Son, You Got a Baggie on Your Head
An almost-exclusive report from the set of the Duplass Brothers' follow-up to 'The Puffy Chair'
It's silly, yeah, but now that we're watching the playback, we all have to agree that it's also more than a little creepy. By "we," I mean the crew there are six of us on the latest production from ex-Austinites Jay and Mark Duplass. It's called Baghead, and the eponymy is about all the plot description they want to divulge at this point.

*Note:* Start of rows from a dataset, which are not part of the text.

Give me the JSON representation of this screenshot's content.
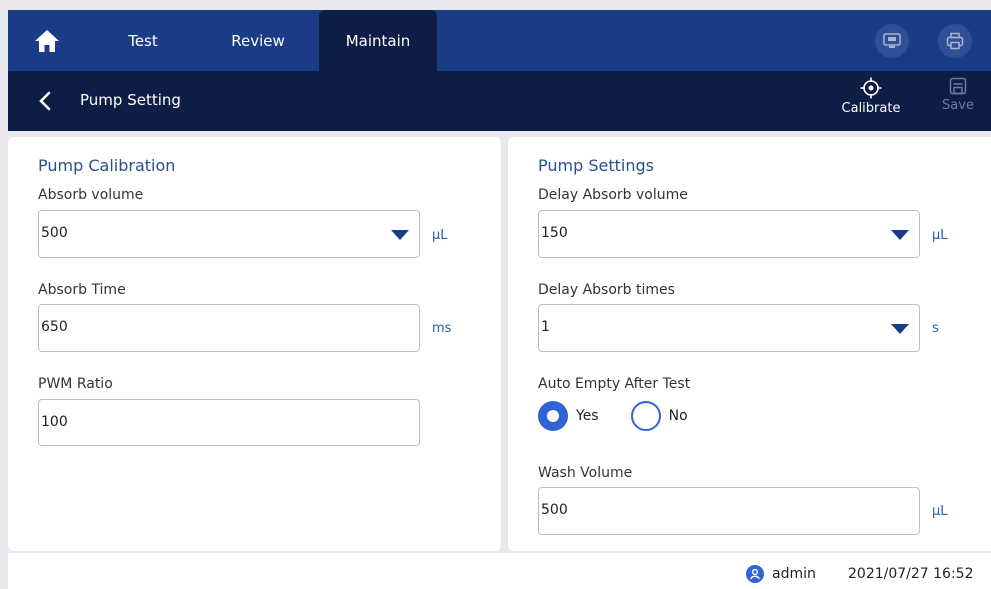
{
  "nav": {
    "tabs": [
      {
        "label": "Test"
      },
      {
        "label": "Review"
      },
      {
        "label": "Maintain",
        "active": true
      }
    ],
    "icons": {
      "home": "home-icon",
      "lis": "lis-monitor-icon",
      "print": "printer-icon"
    }
  },
  "subheader": {
    "title": "Pump Setting",
    "calibrate_label": "Calibrate",
    "save_label": "Save"
  },
  "left_panel": {
    "title": "Pump Calibration",
    "absorb_volume": {
      "label": "Absorb volume",
      "value": "500",
      "unit": "μL"
    },
    "absorb_time": {
      "label": "Absorb Time",
      "value": "650",
      "unit": "ms"
    },
    "pwm_ratio": {
      "label": "PWM Ratio",
      "value": "100"
    }
  },
  "right_panel": {
    "title": "Pump Settings",
    "delay_absorb_volume": {
      "label": "Delay Absorb volume",
      "value": "150",
      "unit": "μL"
    },
    "delay_absorb_times": {
      "label": "Delay Absorb times",
      "value": "1",
      "unit": "s"
    },
    "auto_empty": {
      "label": "Auto Empty After Test",
      "yes_label": "Yes",
      "no_label": "No",
      "selected": "Yes"
    },
    "wash_volume": {
      "label": "Wash Volume",
      "value": "500",
      "unit": "μL"
    }
  },
  "status": {
    "user": "admin",
    "datetime": "2021/07/27 16:52"
  },
  "colors": {
    "nav_bg": "#1a3b86",
    "subheader_bg": "#0d1d46",
    "accent": "#2f63d8",
    "section_title": "#2c4f8f"
  }
}
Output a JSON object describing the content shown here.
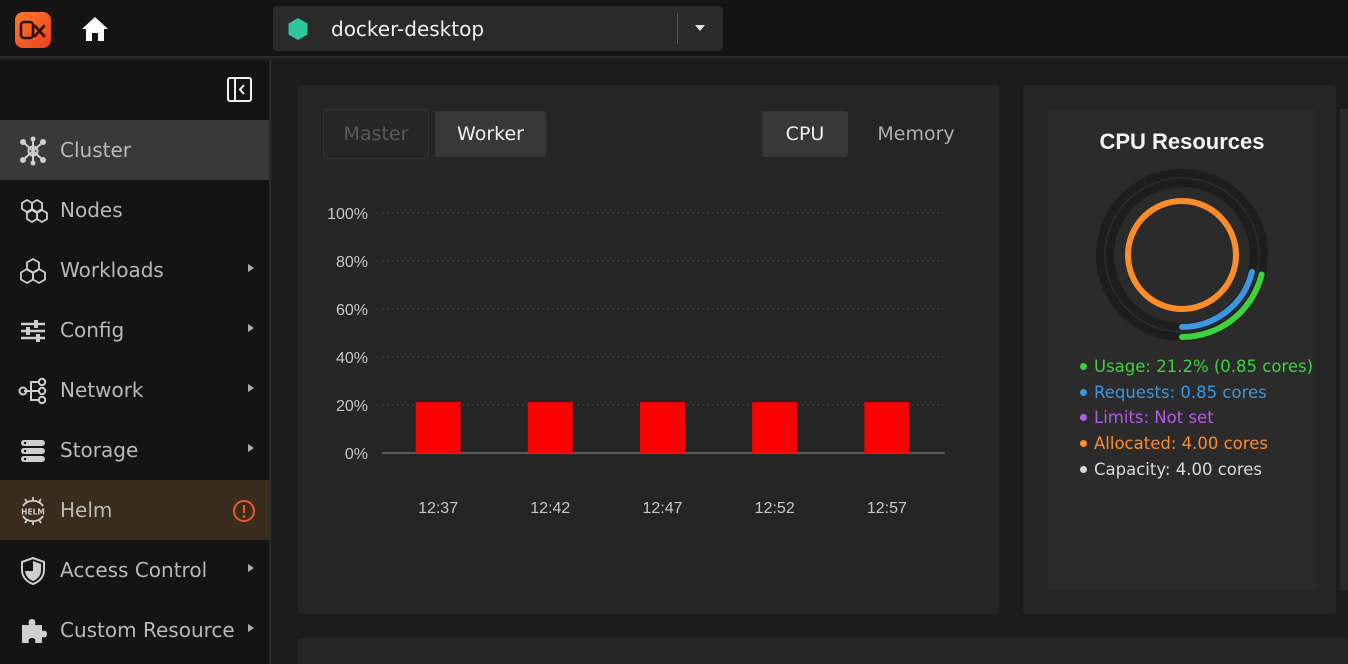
{
  "header": {
    "cluster_name": "docker-desktop",
    "colors": {
      "logo": "#ff6a24",
      "cluster_dot": "#2ec4a0"
    },
    "icons": {
      "logo": "app-logo-icon",
      "home": "home-icon",
      "caret": "caret-down-icon"
    }
  },
  "sidebar": {
    "items": [
      {
        "label": "Cluster",
        "icon": "cluster-icon",
        "active": true,
        "has_arrow": false
      },
      {
        "label": "Nodes",
        "icon": "nodes-icon",
        "has_arrow": false
      },
      {
        "label": "Workloads",
        "icon": "workloads-icon",
        "has_arrow": true
      },
      {
        "label": "Config",
        "icon": "config-icon",
        "has_arrow": true
      },
      {
        "label": "Network",
        "icon": "network-icon",
        "has_arrow": true
      },
      {
        "label": "Storage",
        "icon": "storage-icon",
        "has_arrow": true
      },
      {
        "label": "Helm",
        "icon": "helm-icon",
        "has_arrow": false,
        "alert": true
      },
      {
        "label": "Access Control",
        "icon": "shield-icon",
        "has_arrow": true
      },
      {
        "label": "Custom Resource",
        "icon": "puzzle-icon",
        "has_arrow": true
      }
    ]
  },
  "chart_panel": {
    "node_tabs": {
      "master": "Master",
      "worker": "Worker",
      "selected": "Worker"
    },
    "metric_tabs": {
      "cpu": "CPU",
      "memory": "Memory",
      "selected": "CPU"
    }
  },
  "chart_data": {
    "type": "bar",
    "categories": [
      "12:37",
      "12:42",
      "12:47",
      "12:52",
      "12:57"
    ],
    "values": [
      21.2,
      21.2,
      21.2,
      21.2,
      21.2
    ],
    "ylim": [
      0,
      100
    ],
    "yticks": [
      "0%",
      "20%",
      "40%",
      "60%",
      "80%",
      "100%"
    ],
    "bar_color": "#ff0000",
    "grid": true
  },
  "cpu_resources": {
    "title": "CPU Resources",
    "legend": [
      {
        "text": "Usage: 21.2% (0.85 cores)",
        "color": "#3fd23f"
      },
      {
        "text": "Requests: 0.85 cores",
        "color": "#3d96e0"
      },
      {
        "text": "Limits: Not set",
        "color": "#b45ce6"
      },
      {
        "text": "Allocated: 4.00 cores",
        "color": "#ff8c2a"
      },
      {
        "text": "Capacity: 4.00 cores",
        "color": "#d8d8d8"
      }
    ],
    "gauge": {
      "usage_fraction": 0.212,
      "requests_fraction": 0.2125,
      "allocated_fraction": 1.0
    }
  }
}
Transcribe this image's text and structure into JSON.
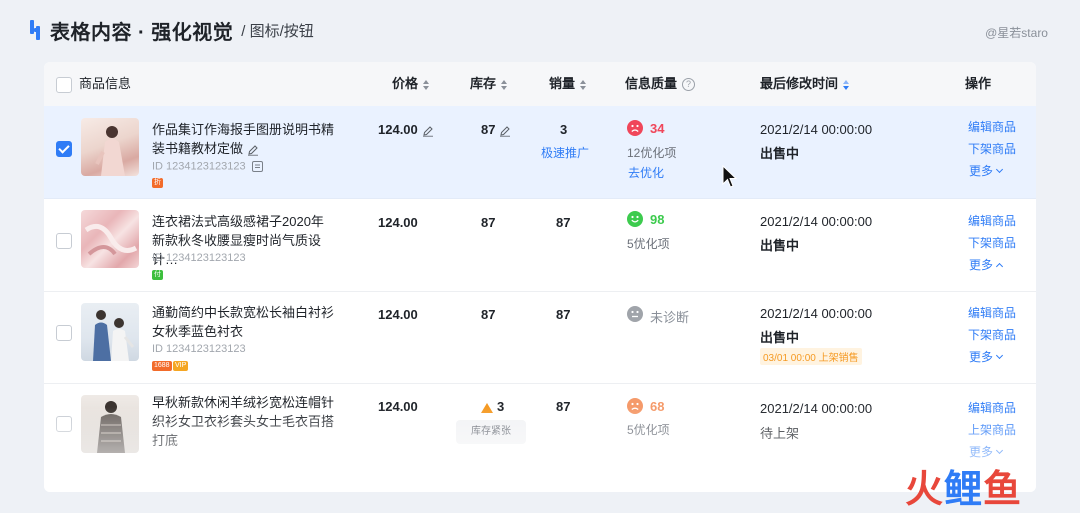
{
  "header": {
    "title": "表格内容 · 强化视觉",
    "subtitle": "/ 图标/按钮",
    "credit": "@星若staro"
  },
  "table": {
    "columns": {
      "product": "商品信息",
      "price": "价格",
      "stock": "库存",
      "sales": "销量",
      "quality": "信息质量",
      "modified": "最后修改时间",
      "actions": "操作"
    },
    "rows": [
      {
        "selected": true,
        "title": "作品集订作海报手图册说明书精装书籍教材定做",
        "id": "ID 1234123123123",
        "tags": [
          "折"
        ],
        "price": "124.00",
        "stock": "87",
        "sales": "3",
        "sales_link": "极速推广",
        "quality_score": "34",
        "quality_status": "sad",
        "quality_sub": "12优化项",
        "quality_link": "去优化",
        "time": "2021/2/14 00:00:00",
        "status": "出售中",
        "op_edit": "编辑商品",
        "op_off": "下架商品",
        "op_more": "更多"
      },
      {
        "selected": false,
        "title": "连衣裙法式高级感裙子2020年新款秋冬收腰显瘦时尚气质设计…",
        "id": "ID 1234123123123",
        "tags": [
          "付"
        ],
        "price": "124.00",
        "stock": "87",
        "sales": "87",
        "quality_score": "98",
        "quality_status": "happy",
        "quality_sub": "5优化项",
        "time": "2021/2/14 00:00:00",
        "status": "出售中",
        "op_edit": "编辑商品",
        "op_off": "下架商品",
        "op_more": "更多"
      },
      {
        "selected": false,
        "title": "通勤简约中长款宽松长袖白衬衫女秋季蓝色衬衣",
        "id": "ID 1234123123123",
        "tags": [
          "1688",
          "VIP"
        ],
        "price": "124.00",
        "stock": "87",
        "sales": "87",
        "quality_score": "未诊断",
        "quality_status": "neutral",
        "time": "2021/2/14 00:00:00",
        "status": "出售中",
        "note": "03/01 00:00 上架销售",
        "op_edit": "编辑商品",
        "op_off": "下架商品",
        "op_more": "更多"
      },
      {
        "selected": false,
        "title": "早秋新款休闲羊绒衫宽松连帽针织衫女卫衣衫套头女士毛衣百搭打底",
        "id": "",
        "tags": [],
        "price": "124.00",
        "stock": "3",
        "stock_tooltip": "库存紧张",
        "sales": "87",
        "quality_score": "68",
        "quality_status": "worried",
        "quality_sub": "5优化项",
        "time": "2021/2/14 00:00:00",
        "status": "待上架",
        "op_edit": "编辑商品",
        "op_off": "上架商品",
        "op_more": "更多"
      }
    ]
  },
  "watermark": [
    "火",
    "鲤",
    "鱼"
  ],
  "colors": {
    "accent": "#2f7cf6",
    "danger": "#f0465a",
    "success": "#3dcb4e",
    "warning": "#f59a23",
    "neutral": "#a0a4aa"
  }
}
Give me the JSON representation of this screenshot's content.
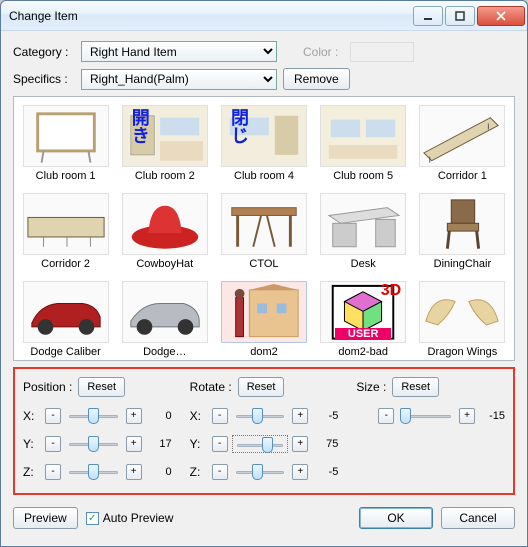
{
  "window": {
    "title": "Change Item"
  },
  "form": {
    "category_label": "Category :",
    "category_value": "Right Hand Item",
    "specifics_label": "Specifics :",
    "specifics_value": "Right_Hand(Palm)",
    "remove_label": "Remove",
    "color_label": "Color :"
  },
  "gallery": {
    "items": [
      {
        "label": "Club room 1",
        "overlay": ""
      },
      {
        "label": "Club room 2",
        "overlay": "開き"
      },
      {
        "label": "Club room 4",
        "overlay": "閉じ"
      },
      {
        "label": "Club room 5",
        "overlay": ""
      },
      {
        "label": "Corridor 1",
        "overlay": ""
      },
      {
        "label": "Corridor 2",
        "overlay": ""
      },
      {
        "label": "CowboyHat",
        "overlay": ""
      },
      {
        "label": "CTOL",
        "overlay": ""
      },
      {
        "label": "Desk",
        "overlay": ""
      },
      {
        "label": "DiningChair",
        "overlay": ""
      },
      {
        "label": "Dodge Caliber",
        "overlay": ""
      },
      {
        "label": "Dodge…",
        "overlay": ""
      },
      {
        "label": "dom2",
        "overlay": "",
        "selected": true
      },
      {
        "label": "dom2-bad",
        "overlay": "3D USER"
      },
      {
        "label": "Dragon Wings",
        "overlay": ""
      }
    ]
  },
  "controls": {
    "position": {
      "label": "Position :",
      "reset": "Reset",
      "axes": [
        {
          "name": "X:",
          "value": 0,
          "pos": 50
        },
        {
          "name": "Y:",
          "value": 17,
          "pos": 50
        },
        {
          "name": "Z:",
          "value": 0,
          "pos": 50
        }
      ]
    },
    "rotate": {
      "label": "Rotate :",
      "reset": "Reset",
      "axes": [
        {
          "name": "X:",
          "value": -5,
          "pos": 45
        },
        {
          "name": "Y:",
          "value": 75,
          "pos": 62,
          "active": true
        },
        {
          "name": "Z:",
          "value": -5,
          "pos": 45
        }
      ]
    },
    "size": {
      "label": "Size :",
      "reset": "Reset",
      "axes": [
        {
          "name": "",
          "value": -15,
          "pos": 12
        }
      ]
    }
  },
  "footer": {
    "preview": "Preview",
    "auto_preview": "Auto Preview",
    "ok": "OK",
    "cancel": "Cancel"
  }
}
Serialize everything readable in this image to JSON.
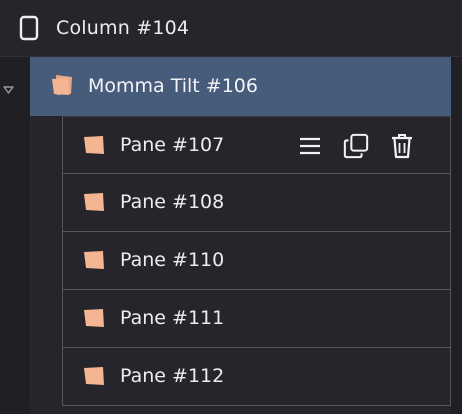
{
  "column": {
    "label": "Column #104",
    "icon": "mobile-device-icon"
  },
  "group": {
    "label": "Momma Tilt #106",
    "icon": "tilt-panes-icon",
    "expanded": true
  },
  "panes": [
    {
      "label": "Pane #107",
      "icon": "pane-icon",
      "hovered": true
    },
    {
      "label": "Pane #108",
      "icon": "pane-icon"
    },
    {
      "label": "Pane #110",
      "icon": "pane-icon"
    },
    {
      "label": "Pane #111",
      "icon": "pane-icon"
    },
    {
      "label": "Pane #112",
      "icon": "pane-icon"
    }
  ],
  "actions": {
    "menu_icon": "menu-icon",
    "duplicate_icon": "duplicate-icon",
    "delete_icon": "trash-icon"
  },
  "colors": {
    "background": "#25252b",
    "selected_row": "#475b7a",
    "pane_icon": "#f4b692",
    "row_border": "#55555e",
    "text": "#ececf1"
  }
}
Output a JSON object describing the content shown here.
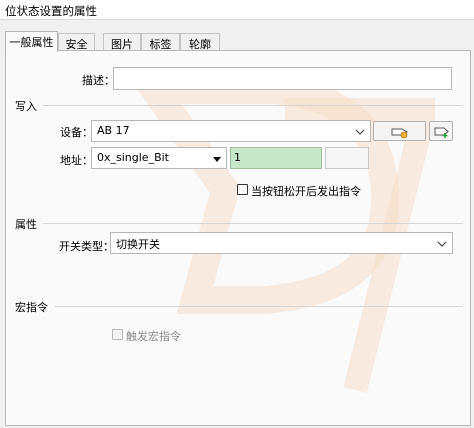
{
  "window": {
    "title": "位状态设置的属性"
  },
  "tabs": [
    {
      "label": "一般属性"
    },
    {
      "label": "安全"
    },
    {
      "label": "图片"
    },
    {
      "label": "标签"
    },
    {
      "label": "轮廓"
    }
  ],
  "general": {
    "description_label": "描述：",
    "description_value": ""
  },
  "write": {
    "section_title": "写入",
    "device_label": "设备：",
    "device_value": "AB 17",
    "address_label": "地址：",
    "address_type": "0x_single_Bit",
    "address_value": "1",
    "on_release_label": "当按钮松开后发出指令"
  },
  "attribute": {
    "section_title": "属性",
    "switch_type_label": "开关类型：",
    "switch_type_value": "切换开关"
  },
  "macro": {
    "section_title": "宏指令",
    "trigger_macro_label": "触发宏指令"
  },
  "colors": {
    "address_value_bg": "#c8e6c9",
    "watermark": "#f6dcc6"
  }
}
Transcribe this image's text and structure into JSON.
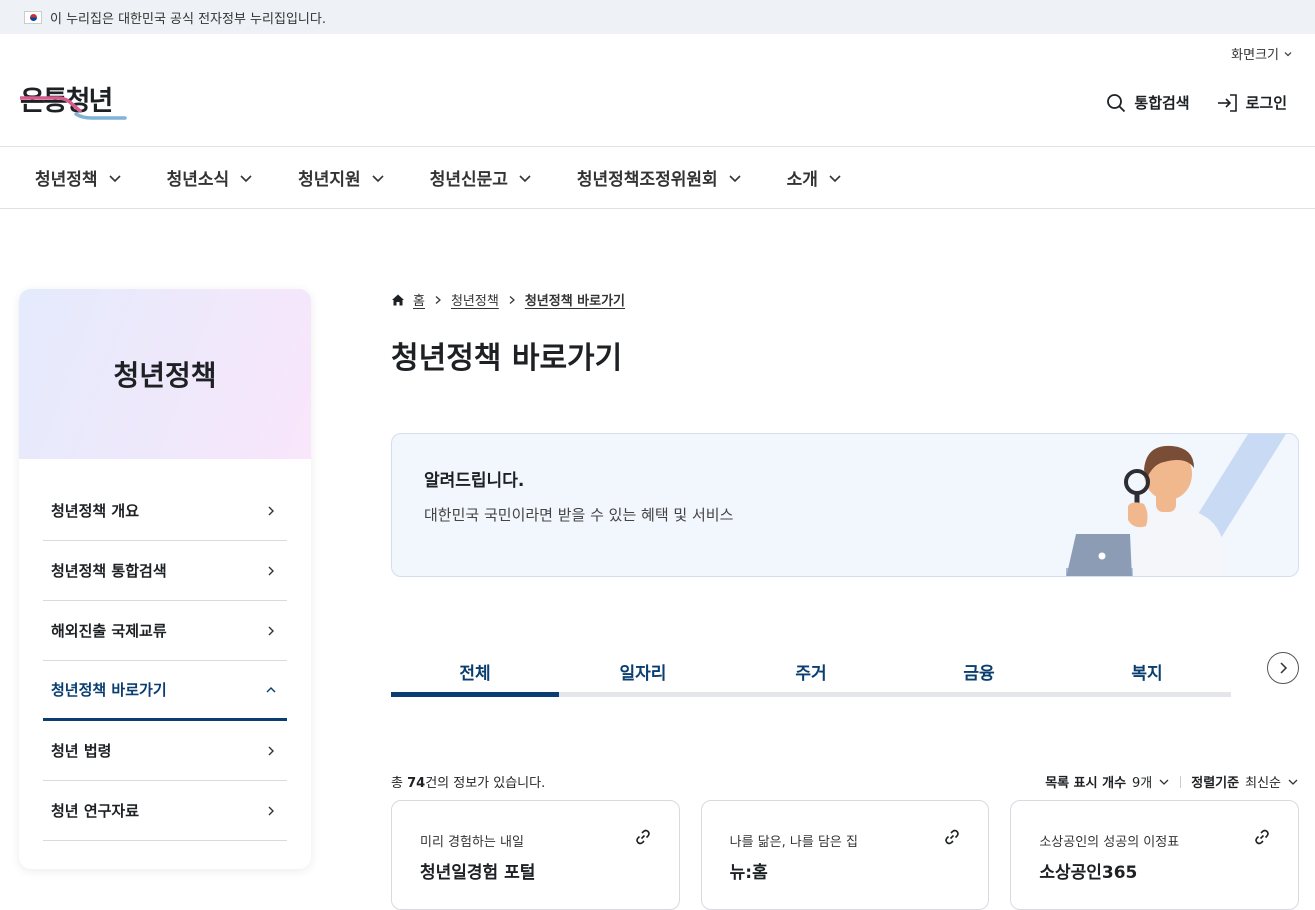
{
  "gov_banner": {
    "text": "이 누리집은 대한민국 공식 전자정부 누리집입니다."
  },
  "header": {
    "screen_size": "화면크기",
    "logo_text": "온통청년",
    "search_label": "통합검색",
    "login_label": "로그인"
  },
  "gnb": [
    {
      "label": "청년정책"
    },
    {
      "label": "청년소식"
    },
    {
      "label": "청년지원"
    },
    {
      "label": "청년신문고"
    },
    {
      "label": "청년정책조정위원회"
    },
    {
      "label": "소개"
    }
  ],
  "sidebar": {
    "title": "청년정책",
    "items": [
      {
        "label": "청년정책 개요"
      },
      {
        "label": "청년정책 통합검색"
      },
      {
        "label": "해외진출 국제교류"
      },
      {
        "label": "청년정책 바로가기"
      },
      {
        "label": "청년 법령"
      },
      {
        "label": "청년 연구자료"
      }
    ]
  },
  "breadcrumb": {
    "home": "홈",
    "parent": "청년정책",
    "current": "청년정책 바로가기"
  },
  "page_title": "청년정책 바로가기",
  "notice": {
    "title": "알려드립니다.",
    "desc": "대한민국 국민이라면 받을 수 있는 혜택 및 서비스"
  },
  "tabs": [
    {
      "label": "전체"
    },
    {
      "label": "일자리"
    },
    {
      "label": "주거"
    },
    {
      "label": "금융"
    },
    {
      "label": "복지"
    }
  ],
  "list": {
    "total_prefix": "총 ",
    "total_count": "74",
    "total_suffix": "건의 정보가 있습니다.",
    "display_label": "목록 표시 개수",
    "display_value": "9개",
    "sort_label": "정렬기준",
    "sort_value": "최신순"
  },
  "cards": [
    {
      "sub": "미리 경험하는 내일",
      "title": "청년일경험 포털"
    },
    {
      "sub": "나를 닮은, 나를 담은 집",
      "title": "뉴:홈"
    },
    {
      "sub": "소상공인의 성공의 이정표",
      "title": "소상공인365"
    }
  ],
  "colors": {
    "primary": "#0b3e70",
    "accent_pink": "#d55c8c",
    "accent_blue": "#7fb4d8"
  }
}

I'm just here to help out for a couple of nights, along with another friend, so, truthfully, the crew roster is artificially inflated tonight. The core group: Deuby, a longtime friend who has cut most of their recent films; producer/gaffer/grip/location manager/everything else John Bryant; and, of course, the "Dupes," Jay and Mark. That's the Brothers' exclusive nickname for themselves. Apparently, everyone gets one on a Duplass Brothers set. The other Jay is called "Doob." John Bryant is "JB." I get to be "Poyser," as in Mark's admission that he "saw some Poyser crack" while I was pulling cable earlier in the night. The set couldn't be more informal. The brothers' wives, Jen Tracy (Jay) and the actor Katie Aselton (Mark), are part of the crew, as well, applying make-up, wrangling extras, and doing anything else left undone.
It feels like a family business, but there could have been an army of electricians, art directors, sound recordists, PAs, and maybe even a couple of celebrities out here in the woods. The brothers' star has been rising with the success of their debut feature, The Puffy Chair. The charming and rough-hewn romantic comedy premiered at Sundance in 2005 and was released to near-universal critical acclaim this summer by Roadside Attractions and Netflix.
Just before The Puffy Chair arrived in theatres, the Duplasses signed a deal with Universal Pictures to write and direct a new feature, while also agreeing to write a pilot for a TV series to be produced by another brotherly duo, American Pie's Chris and Paul Weitz. A prominent independent distribution company offered the brothers a $1 million budget for Baghead, but they turned it down. They're making it in the same way they've made all of their films since their shot-in-an-afternoon short "This Is John" caught the eye of Sundance in 2003: no stars, no money, no big crew, not even a tripod. There's a script, but no one looks at it not even the actors. When Bryant's father comes to the set to play a small role as with The Puffy Chair, the filmmakers are keeping it in the family Mark explains, "Our method is just that you do what you would normally do in this situation, and we record it. If we want you to do something different, we'll tell you."
That kind of loose experimentation is nearly impossible on more conventional sets, where time is money, and there's never enough of either. The brothers also aren't afraid to bring the whole production to a halt as they talk through a scene, taking suggestions from the actors, the crew, even extras. What might cause a crew revolt on a Hollywood set is really at the center of the brothers' filmmaking philosophy: They'd rather stop the machine than use it to make something that doesn't feel right. Even when they're making a movie about a guy with a bag on his head.
Bryan Poyser is a filmmaker whose credits include Dear Pillow and The Cassidy Kids, both collaborations with Jacob Vaughan. He didn't tell us to tell you this, but his blog can be found at http://poyboy.livejournal.com.
You can find more information on the work of Jay and Mark Duplass including future updates on Baghead and the news that The Puffy Chair is now exclusively available for rental through Netflix at www.duplassbrothers.com.